• What you are asked to do
Would you print the records below without changing anything?

—————

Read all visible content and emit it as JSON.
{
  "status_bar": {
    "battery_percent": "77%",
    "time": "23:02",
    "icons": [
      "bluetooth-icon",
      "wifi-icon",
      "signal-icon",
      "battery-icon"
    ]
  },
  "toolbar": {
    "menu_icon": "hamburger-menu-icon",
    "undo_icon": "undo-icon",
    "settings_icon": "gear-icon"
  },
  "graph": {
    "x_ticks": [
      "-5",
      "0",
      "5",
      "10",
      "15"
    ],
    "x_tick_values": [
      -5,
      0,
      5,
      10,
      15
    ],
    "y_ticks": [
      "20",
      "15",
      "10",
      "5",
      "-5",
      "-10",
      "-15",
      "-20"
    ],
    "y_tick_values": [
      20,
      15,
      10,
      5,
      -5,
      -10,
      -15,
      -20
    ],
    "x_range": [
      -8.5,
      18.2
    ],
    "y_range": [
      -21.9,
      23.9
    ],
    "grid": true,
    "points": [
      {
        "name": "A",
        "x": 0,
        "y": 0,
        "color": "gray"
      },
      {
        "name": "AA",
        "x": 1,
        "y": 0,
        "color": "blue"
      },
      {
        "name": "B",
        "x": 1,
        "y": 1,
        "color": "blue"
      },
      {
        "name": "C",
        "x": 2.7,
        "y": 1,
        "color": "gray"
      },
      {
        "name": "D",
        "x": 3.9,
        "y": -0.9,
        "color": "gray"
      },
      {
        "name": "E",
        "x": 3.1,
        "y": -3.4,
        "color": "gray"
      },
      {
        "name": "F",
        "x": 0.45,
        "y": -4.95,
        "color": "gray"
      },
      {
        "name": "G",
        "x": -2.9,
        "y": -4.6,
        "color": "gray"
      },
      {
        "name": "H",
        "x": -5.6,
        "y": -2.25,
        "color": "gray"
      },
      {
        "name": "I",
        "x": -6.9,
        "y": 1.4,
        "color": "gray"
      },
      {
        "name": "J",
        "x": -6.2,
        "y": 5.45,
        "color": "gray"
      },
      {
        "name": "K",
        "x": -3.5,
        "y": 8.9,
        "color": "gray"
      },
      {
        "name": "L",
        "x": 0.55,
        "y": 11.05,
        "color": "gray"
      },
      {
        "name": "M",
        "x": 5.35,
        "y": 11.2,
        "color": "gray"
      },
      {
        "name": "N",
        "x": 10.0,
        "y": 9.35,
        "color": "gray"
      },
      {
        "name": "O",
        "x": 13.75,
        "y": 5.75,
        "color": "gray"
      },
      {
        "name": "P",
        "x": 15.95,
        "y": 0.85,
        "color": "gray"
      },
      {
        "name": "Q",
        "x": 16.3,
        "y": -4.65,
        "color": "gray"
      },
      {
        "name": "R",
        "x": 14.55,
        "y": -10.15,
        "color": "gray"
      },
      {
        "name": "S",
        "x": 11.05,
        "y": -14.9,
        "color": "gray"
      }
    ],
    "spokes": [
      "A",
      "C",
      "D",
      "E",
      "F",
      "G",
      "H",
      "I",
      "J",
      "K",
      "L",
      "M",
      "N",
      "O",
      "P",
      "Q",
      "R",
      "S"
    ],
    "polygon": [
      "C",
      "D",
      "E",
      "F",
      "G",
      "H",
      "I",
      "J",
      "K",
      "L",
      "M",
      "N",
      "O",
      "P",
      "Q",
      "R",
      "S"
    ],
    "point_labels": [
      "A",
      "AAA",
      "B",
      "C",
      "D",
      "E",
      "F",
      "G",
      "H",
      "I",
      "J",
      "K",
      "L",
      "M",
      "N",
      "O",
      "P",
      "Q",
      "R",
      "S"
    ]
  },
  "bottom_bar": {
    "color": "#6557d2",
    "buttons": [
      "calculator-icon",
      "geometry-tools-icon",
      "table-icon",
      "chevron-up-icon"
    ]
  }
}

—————

• Output of the task
Read all visible content and emit it as JSON.
{
  "status_bar": {
    "battery_percent": "77%",
    "time": "23:02",
    "icons": [
      "bluetooth-icon",
      "wifi-icon",
      "signal-icon",
      "battery-icon"
    ]
  },
  "toolbar": {
    "menu_icon": "hamburger-menu-icon",
    "undo_icon": "undo-icon",
    "settings_icon": "gear-icon"
  },
  "graph": {
    "x_ticks": [
      "-5",
      "0",
      "5",
      "10",
      "15"
    ],
    "x_tick_values": [
      -5,
      0,
      5,
      10,
      15
    ],
    "y_ticks": [
      "20",
      "15",
      "10",
      "5",
      "-5",
      "-10",
      "-15",
      "-20"
    ],
    "y_tick_values": [
      20,
      15,
      10,
      5,
      -5,
      -10,
      -15,
      -20
    ],
    "x_range": [
      -8.5,
      18.2
    ],
    "y_range": [
      -21.9,
      23.9
    ],
    "grid": true,
    "points": [
      {
        "name": "A",
        "x": 0,
        "y": 0,
        "color": "gray"
      },
      {
        "name": "AA",
        "x": 1,
        "y": 0,
        "color": "blue"
      },
      {
        "name": "B",
        "x": 1,
        "y": 1,
        "color": "blue"
      },
      {
        "name": "C",
        "x": 2.7,
        "y": 1,
        "color": "gray"
      },
      {
        "name": "D",
        "x": 3.9,
        "y": -0.9,
        "color": "gray"
      },
      {
        "name": "E",
        "x": 3.1,
        "y": -3.4,
        "color": "gray"
      },
      {
        "name": "F",
        "x": 0.45,
        "y": -4.95,
        "color": "gray"
      },
      {
        "name": "G",
        "x": -2.9,
        "y": -4.6,
        "color": "gray"
      },
      {
        "name": "H",
        "x": -5.6,
        "y": -2.25,
        "color": "gray"
      },
      {
        "name": "I",
        "x": -6.9,
        "y": 1.4,
        "color": "gray"
      },
      {
        "name": "J",
        "x": -6.2,
        "y": 5.45,
        "color": "gray"
      },
      {
        "name": "K",
        "x": -3.5,
        "y": 8.9,
        "color": "gray"
      },
      {
        "name": "L",
        "x": 0.55,
        "y": 11.05,
        "color": "gray"
      },
      {
        "name": "M",
        "x": 5.35,
        "y": 11.2,
        "color": "gray"
      },
      {
        "name": "N",
        "x": 10.0,
        "y": 9.35,
        "color": "gray"
      },
      {
        "name": "O",
        "x": 13.75,
        "y": 5.75,
        "color": "gray"
      },
      {
        "name": "P",
        "x": 15.95,
        "y": 0.85,
        "color": "gray"
      },
      {
        "name": "Q",
        "x": 16.3,
        "y": -4.65,
        "color": "gray"
      },
      {
        "name": "R",
        "x": 14.55,
        "y": -10.15,
        "color": "gray"
      },
      {
        "name": "S",
        "x": 11.05,
        "y": -14.9,
        "color": "gray"
      }
    ],
    "spokes": [
      "A",
      "C",
      "D",
      "E",
      "F",
      "G",
      "H",
      "I",
      "J",
      "K",
      "L",
      "M",
      "N",
      "O",
      "P",
      "Q",
      "R",
      "S"
    ],
    "polygon": [
      "C",
      "D",
      "E",
      "F",
      "G",
      "H",
      "I",
      "J",
      "K",
      "L",
      "M",
      "N",
      "O",
      "P",
      "Q",
      "R",
      "S"
    ],
    "point_labels": [
      "A",
      "AAA",
      "B",
      "C",
      "D",
      "E",
      "F",
      "G",
      "H",
      "I",
      "J",
      "K",
      "L",
      "M",
      "N",
      "O",
      "P",
      "Q",
      "R",
      "S"
    ]
  },
  "bottom_bar": {
    "color": "#6557d2",
    "buttons": [
      "calculator-icon",
      "geometry-tools-icon",
      "table-icon",
      "chevron-up-icon"
    ]
  }
}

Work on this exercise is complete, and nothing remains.